The answer must consist of every line from the data that holds the string "game".

** Dataset entries follows **

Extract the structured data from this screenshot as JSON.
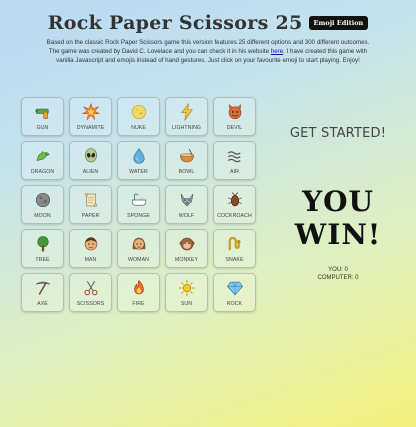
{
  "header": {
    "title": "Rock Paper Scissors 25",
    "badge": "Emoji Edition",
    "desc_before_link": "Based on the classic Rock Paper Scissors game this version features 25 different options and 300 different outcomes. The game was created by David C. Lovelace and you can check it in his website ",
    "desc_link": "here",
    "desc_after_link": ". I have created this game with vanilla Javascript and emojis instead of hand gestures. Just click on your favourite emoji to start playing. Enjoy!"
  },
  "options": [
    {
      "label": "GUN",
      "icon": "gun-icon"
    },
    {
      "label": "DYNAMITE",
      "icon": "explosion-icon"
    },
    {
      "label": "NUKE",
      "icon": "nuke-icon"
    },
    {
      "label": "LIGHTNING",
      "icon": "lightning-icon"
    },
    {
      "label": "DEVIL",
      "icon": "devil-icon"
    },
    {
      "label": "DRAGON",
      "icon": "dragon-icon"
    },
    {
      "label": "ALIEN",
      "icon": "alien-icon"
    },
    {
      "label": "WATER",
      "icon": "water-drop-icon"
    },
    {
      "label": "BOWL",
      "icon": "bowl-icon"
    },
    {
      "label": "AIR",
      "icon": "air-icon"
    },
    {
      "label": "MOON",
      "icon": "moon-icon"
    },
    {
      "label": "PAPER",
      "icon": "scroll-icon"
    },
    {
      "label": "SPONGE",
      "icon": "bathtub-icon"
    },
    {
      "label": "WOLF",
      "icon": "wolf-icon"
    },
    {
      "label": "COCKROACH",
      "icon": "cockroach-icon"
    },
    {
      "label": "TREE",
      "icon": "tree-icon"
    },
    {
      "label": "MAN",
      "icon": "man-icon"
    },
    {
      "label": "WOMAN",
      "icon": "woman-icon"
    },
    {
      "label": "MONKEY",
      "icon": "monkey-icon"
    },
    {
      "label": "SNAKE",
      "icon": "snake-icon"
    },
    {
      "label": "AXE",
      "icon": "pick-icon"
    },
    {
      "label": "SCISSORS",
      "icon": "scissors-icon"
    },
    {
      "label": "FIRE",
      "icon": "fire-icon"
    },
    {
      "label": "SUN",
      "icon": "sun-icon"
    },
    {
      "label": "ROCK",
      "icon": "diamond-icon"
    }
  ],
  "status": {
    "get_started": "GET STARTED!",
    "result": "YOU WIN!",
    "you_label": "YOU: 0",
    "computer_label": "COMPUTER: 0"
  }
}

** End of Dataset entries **
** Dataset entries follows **

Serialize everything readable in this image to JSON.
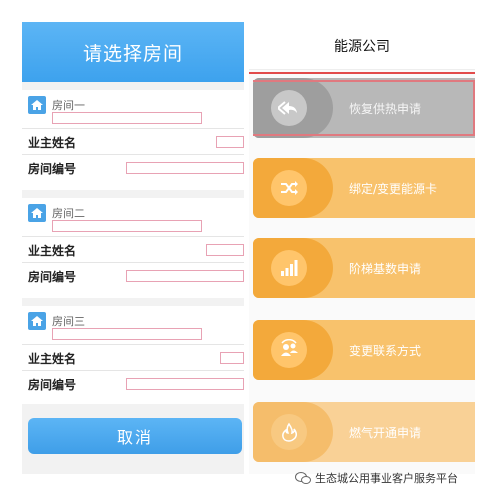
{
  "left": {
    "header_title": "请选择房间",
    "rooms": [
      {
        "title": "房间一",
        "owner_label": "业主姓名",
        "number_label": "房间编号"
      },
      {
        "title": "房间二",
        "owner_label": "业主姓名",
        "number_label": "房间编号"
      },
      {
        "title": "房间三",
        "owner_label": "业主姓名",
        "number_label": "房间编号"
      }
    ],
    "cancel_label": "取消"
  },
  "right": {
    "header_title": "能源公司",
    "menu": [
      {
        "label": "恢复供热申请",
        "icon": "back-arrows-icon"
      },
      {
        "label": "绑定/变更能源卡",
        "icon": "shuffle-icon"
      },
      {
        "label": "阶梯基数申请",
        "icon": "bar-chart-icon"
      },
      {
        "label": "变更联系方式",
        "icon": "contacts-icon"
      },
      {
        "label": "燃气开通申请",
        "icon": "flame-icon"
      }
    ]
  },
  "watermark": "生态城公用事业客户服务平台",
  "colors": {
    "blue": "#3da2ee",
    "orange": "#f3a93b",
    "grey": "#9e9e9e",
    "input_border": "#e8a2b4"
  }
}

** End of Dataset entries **

→ **Final answer**:
    "desc_before_link": "Based on the classic Rock Paper Scissors game this version features 25 different options and 300 different outcomes. The game was created by David C. Lovelace and you can check it in his website ",
    "desc_after_link": ". I have created this game with vanilla Javascript and emojis instead of hand gestures. Just click on your favourite emoji to start playing. Enjoy!"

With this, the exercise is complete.